Final Report and Marketing Packages – this will ship in 10 business days
Sanford’s ‘Blue-Chip Blues’ could bring lots of green
Orlando Business Journal – by Dan Ping Staff Writer
SANFORD — Bob Tunis has the Blue-Chip Blues — and he’s happy about it.
As the economic development director for the city of Sanford, it’s his job to attract business to town. While more than 2 million square feet of national retailers have located in Sanford near Interstate 4 and State Road 417, efforts to attract even a single franchise to the city’s historic downtown have failed.
The problem is simple, Tunis says: National and regional retailers perceive downtown and its surrounding neighborhoods as poor.
Using a research process called psychographics, Fort Worth, Texas-based analysis firm Buxton reviewed millions of customer transactions to determine purchasing habits and lifestyles within 10- and 18-minute drive times of downtown Sanford.
The psychographic research shows downtown Sanford’s primary trade area encompasses 61,804 households made up of three distinct groups:
- Suburban Pioneers, which include a mix of young singles, recently divorced and single parents
- Kids & Cul-de-Sacs, which include upscale, suburban married couples with children
- Blue-Chip Blues, which include blue-collar workers with high-paying jobs
Of the three groups, Blue-Chip Blues is the largest demographic in Sanford’s trade area, says Chip Rodgers, Buxton’s assistant vice president. The Blues are young, ethnically diverse with growing families. And they have some disposable income, he says.
Even more important for city officials is the fact that while Sanford’s median household income of $31,163 may not be as attractive to retailers as the $88,809 median income in Isleworth, its residents still spend nearly $3 billion annually, says the Buxton analysis.
Tunis says the goal now is to attract two or three national or regional companies that will drive new traffic downtown.
“It’s been hard to convince anyone else that what we’re seeing is really happening because we haven’t had the data to back it up,” Tunis says.
That’s because many companies rely solely on Census Bureau data, which often is outdated, says Jack Liberty, whose Liberty Universal Management firm manages nearly 7 million square feet of local retail space.
“Census data is just not accurate enough for a community like Sanford that has seen a lot of gentrification and growth,” Liberty says.
The next step, says Rodgers, will be to match Sanford’s dominant psychographic segments to retailers that cater to those categories.
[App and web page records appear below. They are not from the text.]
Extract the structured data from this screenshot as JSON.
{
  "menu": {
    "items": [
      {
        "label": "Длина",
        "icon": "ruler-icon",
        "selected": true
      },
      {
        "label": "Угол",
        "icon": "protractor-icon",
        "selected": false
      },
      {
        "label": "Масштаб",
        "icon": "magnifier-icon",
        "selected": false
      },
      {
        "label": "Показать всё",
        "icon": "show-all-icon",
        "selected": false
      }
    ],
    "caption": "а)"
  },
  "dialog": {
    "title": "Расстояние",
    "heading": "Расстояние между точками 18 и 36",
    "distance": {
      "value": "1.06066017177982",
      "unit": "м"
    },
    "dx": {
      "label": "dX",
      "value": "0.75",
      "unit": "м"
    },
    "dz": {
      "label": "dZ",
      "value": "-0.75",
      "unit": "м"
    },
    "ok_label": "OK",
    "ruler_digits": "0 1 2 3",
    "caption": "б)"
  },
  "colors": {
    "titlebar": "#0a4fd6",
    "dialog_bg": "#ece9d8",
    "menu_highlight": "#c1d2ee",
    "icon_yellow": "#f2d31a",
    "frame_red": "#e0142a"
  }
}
Once those retailers are identified — which should occur in about six weeks, Rodgers says — Sanford officials will choose which companies to approach.
“We will be much better armed in recruiting retailers to downtown,” says City Manager Sherman Yehl.
Blue-Chip Blues: Blue-collar workers with high-paying jobs; young families; ethnically diverse; live comfortably in moderately priced homes
Kids & Cul-de-Sacs: Upscale, suburban married couples with children; large families in new subdivisions; ethnically diverse; college educated; white-collar professionals
Suburban Pioneers: Mix of young singles, recently divorced and single parents; eclectic lifestyles; aging homes or garden-style apartments; blue-collar jobs; working-class sensibility; appreciation for off-the-beaten-track neighborhoods
By the numbers
The next time a cashier asks for your ZIP code, thank Tom Buxton.
While working as a corporate vice president in charge of construction and real estate for Tandy Corp. in the early 1980s, Buxton realized company brass had differing ideas about who the prime customers were at the company’s Radio Shack stores.
Buxton devised an early form of psychographics, and Radio Shack cashiers across the country began asking customers for their name and address prior to ringing up a sale.
“Basically, they were trying to figure out why some stores did better than others,” says Chip Rodgers, assistant vice president of Buxton, the company Tom Buxton founded in 1994.
Today, a wide range of retail outlets ask for ZIP codes or phone numbers, all thanks to an idea pioneered by Buxton nearly three decades ago.